## Exercise
Line by line, give the data again exactly as it appears.

[Entries from a dataset of interfaces]
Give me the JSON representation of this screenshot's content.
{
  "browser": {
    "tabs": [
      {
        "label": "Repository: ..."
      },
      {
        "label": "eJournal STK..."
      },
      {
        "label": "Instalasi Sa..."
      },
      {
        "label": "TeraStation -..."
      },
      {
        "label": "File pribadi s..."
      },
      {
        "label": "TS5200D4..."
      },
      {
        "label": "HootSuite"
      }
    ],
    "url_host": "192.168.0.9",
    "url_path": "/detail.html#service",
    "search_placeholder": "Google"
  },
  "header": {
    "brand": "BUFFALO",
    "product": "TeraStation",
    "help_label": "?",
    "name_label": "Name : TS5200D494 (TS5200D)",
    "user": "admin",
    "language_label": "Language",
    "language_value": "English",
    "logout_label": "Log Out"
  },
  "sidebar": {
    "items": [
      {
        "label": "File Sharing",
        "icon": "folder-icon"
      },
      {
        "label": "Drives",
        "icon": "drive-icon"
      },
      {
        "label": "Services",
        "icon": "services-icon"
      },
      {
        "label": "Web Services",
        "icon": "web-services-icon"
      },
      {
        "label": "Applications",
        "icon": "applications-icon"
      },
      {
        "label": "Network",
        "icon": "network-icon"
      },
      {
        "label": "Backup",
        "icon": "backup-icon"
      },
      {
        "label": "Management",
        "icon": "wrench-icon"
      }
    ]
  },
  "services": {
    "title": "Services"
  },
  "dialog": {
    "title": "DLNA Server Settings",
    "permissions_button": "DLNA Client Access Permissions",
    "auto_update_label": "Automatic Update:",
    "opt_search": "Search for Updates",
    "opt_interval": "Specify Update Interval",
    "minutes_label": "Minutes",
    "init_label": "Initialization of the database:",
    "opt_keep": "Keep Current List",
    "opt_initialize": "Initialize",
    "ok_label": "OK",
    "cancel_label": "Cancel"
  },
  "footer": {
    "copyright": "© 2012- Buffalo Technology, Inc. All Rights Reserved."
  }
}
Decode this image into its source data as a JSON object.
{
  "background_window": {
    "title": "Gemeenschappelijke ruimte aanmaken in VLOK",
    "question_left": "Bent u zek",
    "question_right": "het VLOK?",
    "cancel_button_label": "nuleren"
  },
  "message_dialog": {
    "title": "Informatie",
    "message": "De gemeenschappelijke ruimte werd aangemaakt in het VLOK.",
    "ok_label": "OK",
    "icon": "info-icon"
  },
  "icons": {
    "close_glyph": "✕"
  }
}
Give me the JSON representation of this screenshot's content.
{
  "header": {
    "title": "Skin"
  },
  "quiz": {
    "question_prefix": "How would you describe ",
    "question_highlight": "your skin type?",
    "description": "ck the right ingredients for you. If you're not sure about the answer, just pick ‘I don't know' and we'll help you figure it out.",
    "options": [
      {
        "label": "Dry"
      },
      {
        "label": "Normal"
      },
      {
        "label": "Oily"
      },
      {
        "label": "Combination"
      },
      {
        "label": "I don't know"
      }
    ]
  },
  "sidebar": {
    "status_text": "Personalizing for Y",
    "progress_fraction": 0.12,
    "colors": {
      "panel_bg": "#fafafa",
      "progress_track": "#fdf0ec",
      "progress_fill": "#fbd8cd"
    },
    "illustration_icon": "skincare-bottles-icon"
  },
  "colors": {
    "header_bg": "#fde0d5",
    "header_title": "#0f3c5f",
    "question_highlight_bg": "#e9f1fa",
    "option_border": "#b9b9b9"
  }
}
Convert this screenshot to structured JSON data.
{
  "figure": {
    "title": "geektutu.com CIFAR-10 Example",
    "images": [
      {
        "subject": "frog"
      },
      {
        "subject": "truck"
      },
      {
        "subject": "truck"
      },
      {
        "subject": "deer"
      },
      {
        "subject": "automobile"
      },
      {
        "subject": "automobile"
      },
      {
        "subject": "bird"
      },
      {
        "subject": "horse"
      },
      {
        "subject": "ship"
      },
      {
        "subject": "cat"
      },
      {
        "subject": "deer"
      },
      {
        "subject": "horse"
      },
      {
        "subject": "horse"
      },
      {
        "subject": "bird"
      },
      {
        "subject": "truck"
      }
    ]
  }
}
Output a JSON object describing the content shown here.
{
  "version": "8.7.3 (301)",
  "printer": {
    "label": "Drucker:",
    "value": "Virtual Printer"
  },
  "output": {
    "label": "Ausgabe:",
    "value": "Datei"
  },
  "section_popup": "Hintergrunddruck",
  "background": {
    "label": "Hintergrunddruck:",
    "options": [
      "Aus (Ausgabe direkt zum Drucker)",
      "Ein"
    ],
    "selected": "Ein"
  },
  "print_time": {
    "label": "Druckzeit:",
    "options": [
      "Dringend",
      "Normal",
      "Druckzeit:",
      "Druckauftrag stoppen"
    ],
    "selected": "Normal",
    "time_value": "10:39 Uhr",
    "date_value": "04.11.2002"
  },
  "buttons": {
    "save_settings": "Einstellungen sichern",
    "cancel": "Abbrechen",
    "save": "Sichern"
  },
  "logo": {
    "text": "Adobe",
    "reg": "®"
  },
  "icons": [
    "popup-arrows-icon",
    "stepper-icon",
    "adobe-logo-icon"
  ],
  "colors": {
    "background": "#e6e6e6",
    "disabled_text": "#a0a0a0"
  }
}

## Result
Give me the JSON representation of this screenshot's content.
{
  "browser": {
    "tabs": [
      {
        "label": "Repository: ..."
      },
      {
        "label": "eJournal STK..."
      },
      {
        "label": "Instalasi Sa..."
      },
      {
        "label": "TeraStation -..."
      },
      {
        "label": "File pribadi s..."
      },
      {
        "label": "TS5200D4..."
      },
      {
        "label": "HootSuite"
      }
    ],
    "url_host": "192.168.0.9",
    "url_path": "/detail.html#service",
    "search_placeholder": "Google"
  },
  "header": {
    "brand": "BUFFALO",
    "product": "TeraStation",
    "help_label": "?",
    "name_label": "Name : TS5200D494 (TS5200D)",
    "user": "admin",
    "language_label": "Language",
    "language_value": "English",
    "logout_label": "Log Out"
  },
  "sidebar": {
    "items": [
      {
        "label": "File Sharing",
        "icon": "folder-icon"
      },
      {
        "label": "Drives",
        "icon": "drive-icon"
      },
      {
        "label": "Services",
        "icon": "services-icon"
      },
      {
        "label": "Web Services",
        "icon": "web-services-icon"
      },
      {
        "label": "Applications",
        "icon": "applications-icon"
      },
      {
        "label": "Network",
        "icon": "network-icon"
      },
      {
        "label": "Backup",
        "icon": "backup-icon"
      },
      {
        "label": "Management",
        "icon": "wrench-icon"
      }
    ]
  },
  "services": {
    "title": "Services"
  },
  "dialog": {
    "title": "DLNA Server Settings",
    "permissions_button": "DLNA Client Access Permissions",
    "auto_update_label": "Automatic Update:",
    "opt_search": "Search for Updates",
    "opt_interval": "Specify Update Interval",
    "minutes_label": "Minutes",
    "init_label": "Initialization of the database:",
    "opt_keep": "Keep Current List",
    "opt_initialize": "Initialize",
    "ok_label": "OK",
    "cancel_label": "Cancel"
  },
  "footer": {
    "copyright": "© 2012- Buffalo Technology, Inc. All Rights Reserved."
  }
}
Decode this image into its source data as a JSON object.
{
  "background_window": {
    "title": "Gemeenschappelijke ruimte aanmaken in VLOK",
    "question_left": "Bent u zek",
    "question_right": "het VLOK?",
    "cancel_button_label": "nuleren"
  },
  "message_dialog": {
    "title": "Informatie",
    "message": "De gemeenschappelijke ruimte werd aangemaakt in het VLOK.",
    "ok_label": "OK",
    "icon": "info-icon"
  },
  "icons": {
    "close_glyph": "✕"
  }
}
Give me the JSON representation of this screenshot's content.
{
  "header": {
    "title": "Skin"
  },
  "quiz": {
    "question_prefix": "How would you describe ",
    "question_highlight": "your skin type?",
    "description": "ck the right ingredients for you. If you're not sure about the answer, just pick ‘I don't know' and we'll help you figure it out.",
    "options": [
      {
        "label": "Dry"
      },
      {
        "label": "Normal"
      },
      {
        "label": "Oily"
      },
      {
        "label": "Combination"
      },
      {
        "label": "I don't know"
      }
    ]
  },
  "sidebar": {
    "status_text": "Personalizing for Y",
    "progress_fraction": 0.12,
    "colors": {
      "panel_bg": "#fafafa",
      "progress_track": "#fdf0ec",
      "progress_fill": "#fbd8cd"
    },
    "illustration_icon": "skincare-bottles-icon"
  },
  "colors": {
    "header_bg": "#fde0d5",
    "header_title": "#0f3c5f",
    "question_highlight_bg": "#e9f1fa",
    "option_border": "#b9b9b9"
  }
}
Convert this screenshot to structured JSON data.
{
  "figure": {
    "title": "geektutu.com CIFAR-10 Example",
    "images": [
      {
        "subject": "frog"
      },
      {
        "subject": "truck"
      },
      {
        "subject": "truck"
      },
      {
        "subject": "deer"
      },
      {
        "subject": "automobile"
      },
      {
        "subject": "automobile"
      },
      {
        "subject": "bird"
      },
      {
        "subject": "horse"
      },
      {
        "subject": "ship"
      },
      {
        "subject": "cat"
      },
      {
        "subject": "deer"
      },
      {
        "subject": "horse"
      },
      {
        "subject": "horse"
      },
      {
        "subject": "bird"
      },
      {
        "subject": "truck"
      }
    ]
  }
}
Output a JSON object describing the content shown here.
{
  "version": "8.7.3 (301)",
  "printer": {
    "label": "Drucker:",
    "value": "Virtual Printer"
  },
  "output": {
    "label": "Ausgabe:",
    "value": "Datei"
  },
  "section_popup": "Hintergrunddruck",
  "background": {
    "label": "Hintergrunddruck:",
    "options": [
      "Aus (Ausgabe direkt zum Drucker)",
      "Ein"
    ],
    "selected": "Ein"
  },
  "print_time": {
    "label": "Druckzeit:",
    "options": [
      "Dringend",
      "Normal",
      "Druckzeit:",
      "Druckauftrag stoppen"
    ],
    "selected": "Normal",
    "time_value": "10:39 Uhr",
    "date_value": "04.11.2002"
  },
  "buttons": {
    "save_settings": "Einstellungen sichern",
    "cancel": "Abbrechen",
    "save": "Sichern"
  },
  "logo": {
    "text": "Adobe",
    "reg": "®"
  },
  "icons": [
    "popup-arrows-icon",
    "stepper-icon",
    "adobe-logo-icon"
  ],
  "colors": {
    "background": "#e6e6e6",
    "disabled_text": "#a0a0a0"
  }
}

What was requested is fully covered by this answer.